A Leader’s Ongoing Obligation: To Ser
Last week I shared Dr. Mark Taylor’s suggestions for finding and sustaining personal happiness. When Mark (www.taylorprograms.com – amazing presenter!) and I discussed leadership several weeks ago, we agreed that happy leaders are more inclined to bring positivity into the work cultures that they oversee.
Team members who work in positivity-embracing cultures are inclined to enjoy work, to be engaged, to be productive and to spread their own positivity to colleagues. Mark has catalogued several interpersonal behaviors and approaches for creating positive, happiness-conducive and happiness-inducing work environments. See how many you promote in your work space. And thank you again to my friend, Dr. Mark Taylor!
- Radiate leader positivity. Looking and sounding positive are contagious, as is leader negativity. Try to smile and practice carrying a pleasant default expression.
- Offer positive direction. Focus on what people should be doing, not what they should avoid doing. Think about positive “do this” expectations instead of negative “don’t do this” rules. Find and recognize people doing the right things. Talk more about what people are doing right than what people are doing wrong. Correct with care. Recognize that people invest time and energy in what they do, and may take criticism very personally.
- Show recognition. See human beings, not job titles, roles, stereotypes or assumptions. Acknowledge that they are there. Acknowledge them. Offer them your attention and use their names whenever you are able.
- Show respect. Offer everyone the courtesy they deserve, and that we would like for them to show to us. Assume good will; people generally want to help, to be productive and to do the right things. People respond better to being asked than being told. Ask when you can, tell when you must. Ask people how they would like to be contacted and addressed.
- Offer praise. Recognize people for their contributions, whether through their presence or their behavior. The frequency of praise is more important than the intensity. While almost any praise can impact happiness, praise connected to specific behaviors is most effective in supervision.
- Communicate gratitude and appreciation with your thanks. Let people know that you not only see the good that they do (praise) but that you also personally appreciate it. Thanking people can contribute to competence, positivity and the development of meaningful relationships.
- Offer emotional and task support. Help make people’s jobs easier, and endeavor to be seen doing some actual tasks. Provide resources, modify policies, and get in there and help when you are able to.
- Facilitate cooperation. Communicate that cooperation is a fundamental value and that people are expected to try to work together and get along. Happiness is improved when conflict is reduced, and positive relationships are developed when people work cooperatively.
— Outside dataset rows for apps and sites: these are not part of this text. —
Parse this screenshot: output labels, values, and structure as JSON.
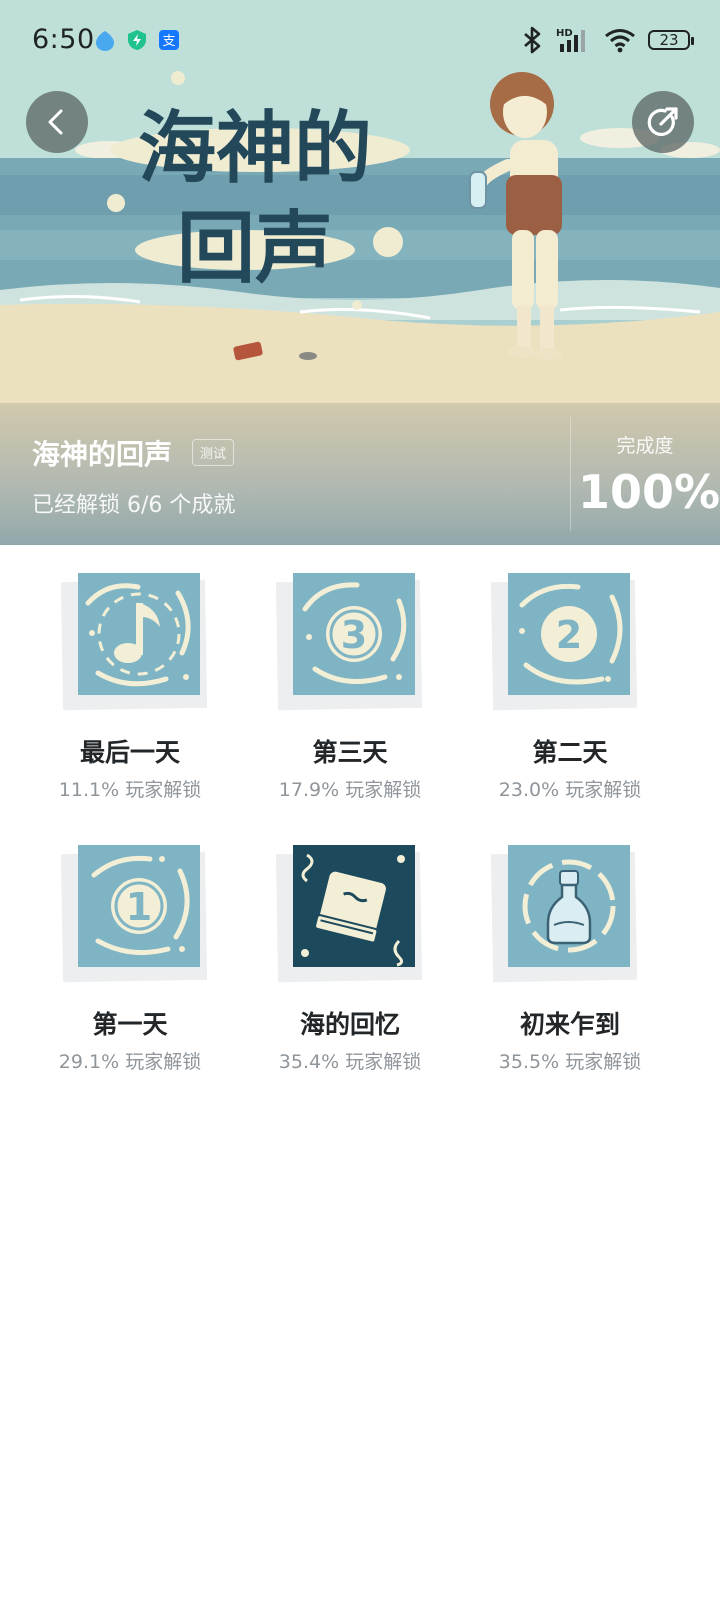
{
  "status_bar": {
    "time": "6:50",
    "app_icons": [
      "blue-drop-icon",
      "green-shield-icon",
      "alipay-icon"
    ],
    "right_icons": [
      "bluetooth-icon",
      "hd-signal-icon",
      "wifi-icon"
    ],
    "battery": "23",
    "network_label": "HD"
  },
  "hero": {
    "artwork_title_line1": "海神的",
    "artwork_title_line2": "回声"
  },
  "game": {
    "title": "海神的回声",
    "badge": "测试",
    "unlock_summary": "已经解锁 6/6 个成就",
    "completion_label": "完成度",
    "completion_value": "100%"
  },
  "achievements": [
    {
      "name": "最后一天",
      "rate": "11.1% 玩家解锁",
      "icon": "music-note-icon"
    },
    {
      "name": "第三天",
      "rate": "17.9% 玩家解锁",
      "icon": "number-three-icon"
    },
    {
      "name": "第二天",
      "rate": "23.0% 玩家解锁",
      "icon": "number-two-icon"
    },
    {
      "name": "第一天",
      "rate": "29.1% 玩家解锁",
      "icon": "number-one-icon"
    },
    {
      "name": "海的回忆",
      "rate": "35.4% 玩家解锁",
      "icon": "book-icon"
    },
    {
      "name": "初来乍到",
      "rate": "35.5% 玩家解锁",
      "icon": "bottle-icon"
    }
  ],
  "colors": {
    "icon_teal": "#7fb4c4",
    "icon_cream": "#f3efd6",
    "icon_dark": "#1c4a5c",
    "title_text": "#222629",
    "rate_text": "#8f959a"
  }
}
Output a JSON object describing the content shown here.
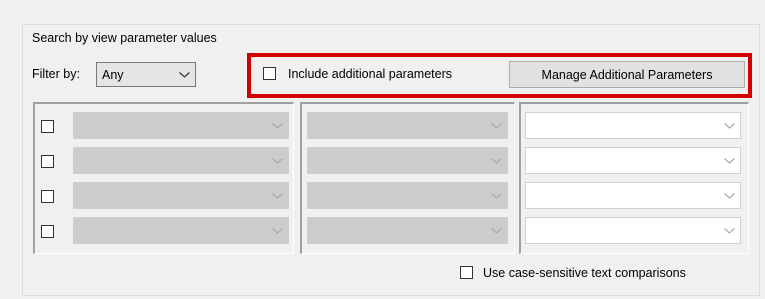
{
  "group": {
    "title": "Search by view parameter values"
  },
  "filter": {
    "label": "Filter by:",
    "value": "Any"
  },
  "include": {
    "label": "Include additional parameters",
    "checked": false
  },
  "manage_button": {
    "label": "Manage Additional Parameters"
  },
  "highlight_color": "#d40000",
  "rows": [
    {
      "checked": false,
      "parameter": "",
      "operator": "",
      "value": ""
    },
    {
      "checked": false,
      "parameter": "",
      "operator": "",
      "value": ""
    },
    {
      "checked": false,
      "parameter": "",
      "operator": "",
      "value": ""
    },
    {
      "checked": false,
      "parameter": "",
      "operator": "",
      "value": ""
    }
  ],
  "case_sensitive": {
    "label": "Use case-sensitive text comparisons",
    "checked": false
  },
  "icons": {
    "dropdown": "chevron-down-icon"
  }
}
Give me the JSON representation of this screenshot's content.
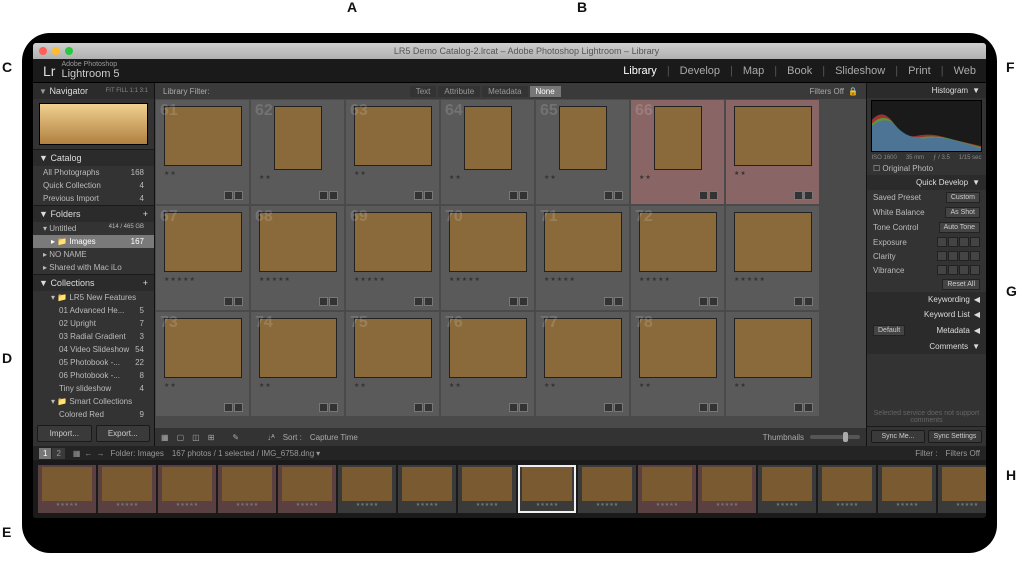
{
  "callouts": {
    "A": "A",
    "B": "B",
    "C": "C",
    "D": "D",
    "E": "E",
    "F": "F",
    "G": "G",
    "H": "H"
  },
  "titlebar": {
    "title": "LR5 Demo Catalog-2.lrcat – Adobe Photoshop Lightroom – Library"
  },
  "brand": {
    "lr": "Lr",
    "adobe": "Adobe Photoshop",
    "name": "Lightroom 5"
  },
  "modules": {
    "library": "Library",
    "develop": "Develop",
    "map": "Map",
    "book": "Book",
    "slideshow": "Slideshow",
    "print": "Print",
    "web": "Web"
  },
  "left": {
    "navigator": {
      "label": "Navigator",
      "opts": "FIT  FILL  1:1  3:1"
    },
    "catalog": {
      "label": "Catalog",
      "items": [
        {
          "label": "All Photographs",
          "count": "168"
        },
        {
          "label": "Quick Collection",
          "count": "4"
        },
        {
          "label": "Previous Import",
          "count": "4"
        }
      ]
    },
    "folders": {
      "label": "Folders",
      "volume": {
        "label": "Untitled",
        "meta": "414 / 465 GB"
      },
      "images": {
        "label": "Images",
        "count": "167"
      },
      "noname": {
        "label": "NO NAME"
      },
      "shared": {
        "label": "Shared with Mac iLo"
      }
    },
    "collections": {
      "label": "Collections",
      "set": "LR5 New Features",
      "items": [
        {
          "label": "01 Advanced He...",
          "count": "5"
        },
        {
          "label": "02 Upright",
          "count": "7"
        },
        {
          "label": "03 Radial Gradient",
          "count": "3"
        },
        {
          "label": "04 Video Slideshow",
          "count": "54"
        },
        {
          "label": "05 Photobook -...",
          "count": "22"
        },
        {
          "label": "06 Photobook -...",
          "count": "8"
        },
        {
          "label": "Tiny slideshow",
          "count": "4"
        }
      ],
      "smart": {
        "label": "Smart Collections"
      },
      "colored": {
        "label": "Colored Red",
        "count": "9"
      }
    },
    "buttons": {
      "import": "Import...",
      "export": "Export..."
    }
  },
  "filterbar": {
    "label": "Library Filter:",
    "text": "Text",
    "attribute": "Attribute",
    "metadata": "Metadata",
    "none": "None",
    "right": "Filters Off"
  },
  "toolbar": {
    "sort_label": "Sort :",
    "sort_value": "Capture Time",
    "thumbnails": "Thumbnails"
  },
  "right": {
    "histogram": {
      "label": "Histogram",
      "iso": "ISO 1600",
      "focal": "35 mm",
      "fstop": "ƒ / 3.5",
      "shutter": "1/15 sec"
    },
    "original_photo": "Original Photo",
    "quick_develop": {
      "label": "Quick Develop",
      "preset_label": "Saved Preset",
      "preset_value": "Custom",
      "wb_label": "White Balance",
      "wb_value": "As Shot",
      "tone_label": "Tone Control",
      "tone_value": "Auto Tone",
      "exposure": "Exposure",
      "clarity": "Clarity",
      "vibrance": "Vibrance",
      "reset": "Reset All"
    },
    "keywording": "Keywording",
    "keyword_list": "Keyword List",
    "metadata": {
      "label": "Metadata",
      "preset": "Default"
    },
    "comments": {
      "label": "Comments",
      "note": "Selected service does not support comments"
    },
    "sync_meta": "Sync Me...",
    "sync_settings": "Sync Settings"
  },
  "status": {
    "seg1": "1",
    "seg2": "2",
    "folder_label": "Folder: Images",
    "summary": "167 photos / 1 selected / IMG_6758.dng",
    "filter": "Filter :",
    "filters_off": "Filters Off"
  },
  "grid": {
    "row1": [
      {
        "n": "61",
        "orient": "l",
        "pink": false
      },
      {
        "n": "62",
        "orient": "p",
        "pink": false
      },
      {
        "n": "63",
        "orient": "l",
        "pink": false
      },
      {
        "n": "64",
        "orient": "p",
        "pink": false
      },
      {
        "n": "65",
        "orient": "p",
        "pink": false
      },
      {
        "n": "66",
        "orient": "p",
        "pink": true
      },
      {
        "n": "",
        "orient": "l",
        "pink": true
      }
    ],
    "row2": [
      {
        "n": "67",
        "orient": "l"
      },
      {
        "n": "68",
        "orient": "l"
      },
      {
        "n": "69",
        "orient": "l"
      },
      {
        "n": "70",
        "orient": "l"
      },
      {
        "n": "71",
        "orient": "l"
      },
      {
        "n": "72",
        "orient": "l"
      },
      {
        "n": "",
        "orient": "l"
      }
    ],
    "row3": [
      {
        "n": "73",
        "orient": "l"
      },
      {
        "n": "74",
        "orient": "l"
      },
      {
        "n": "75",
        "orient": "l"
      },
      {
        "n": "76",
        "orient": "l"
      },
      {
        "n": "77",
        "orient": "l"
      },
      {
        "n": "78",
        "orient": "l"
      },
      {
        "n": "",
        "orient": "l"
      }
    ]
  },
  "stars5": "★★★★★",
  "stars2": "★★"
}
- Offer choices. People are happier in their work when they feel they have some input on what they do and how they do it. Letting people choose also increases their responsibility for task completion, commitment to the task, and autonomy.
- Facilitate appropriate task engagement. Neither boredom nor overwork facilitate happiness. People are happiest when engaged with a manageable number of tasks, hopefully tasks that fit their talents, preferences and abilities. Offering choices can help identify talents, preferences and abilities.
- Show flexibility. Recognizing individual needs and the impact of life circumstances and external events on scheduling, deadlines, appearance and other workplace expectations can enhance positivity, reduce stress and improve retention. Consider making the adjustments and flexibilities adopted during the pandemic permanent.
- Maintain a developmental perspective. People want to learn, grow and improve, and are most happy and engaged with their work when they feel they are developing. Offer appropriate, manageable challenges and novel opportunities to improve performance, engagement and happiness.
- Focus on the mission, meaning and impact of the work. People want their lives to matter and have purpose, and to have made a personal difference in the world. When they can see the effects of their efforts and how those efforts contribute to the larger impact of the organization, they can start to perceive the workplace as a venue for them to achieve purpose and meaning in their own lives. And everyone wants to matter, to make a positive impact and to live a life of purpose.
Please take Mark’s suggestions to heart. As I said last week, we know many, if not all, of these tips intellectually. It is up to each of us to role model these behaviors in our workplaces and to create and sustain positive cultures where our teammates can not only succeed, but can thrive!.